*** Opening of MATERIAL FOR THIS EXERCISE ***
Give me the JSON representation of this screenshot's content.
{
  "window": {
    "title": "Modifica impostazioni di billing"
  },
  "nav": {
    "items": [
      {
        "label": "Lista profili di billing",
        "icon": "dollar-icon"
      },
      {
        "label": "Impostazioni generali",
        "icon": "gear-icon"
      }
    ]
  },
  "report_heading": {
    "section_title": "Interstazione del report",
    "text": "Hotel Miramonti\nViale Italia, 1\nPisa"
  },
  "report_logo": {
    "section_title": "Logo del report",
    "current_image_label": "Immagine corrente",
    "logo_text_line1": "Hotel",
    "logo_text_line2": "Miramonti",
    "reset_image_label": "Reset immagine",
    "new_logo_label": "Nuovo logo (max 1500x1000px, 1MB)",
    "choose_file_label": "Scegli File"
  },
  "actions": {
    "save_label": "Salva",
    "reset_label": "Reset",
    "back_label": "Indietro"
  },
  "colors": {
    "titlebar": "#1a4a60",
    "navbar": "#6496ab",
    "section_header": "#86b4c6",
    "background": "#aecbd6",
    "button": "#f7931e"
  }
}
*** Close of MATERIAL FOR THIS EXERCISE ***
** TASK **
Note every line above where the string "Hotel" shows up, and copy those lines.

** REPLY TO THE EXERCISE **
    "text": "Hotel Miramonti\nViale Italia, 1\nPisa"
    "logo_text_line1": "Hotel",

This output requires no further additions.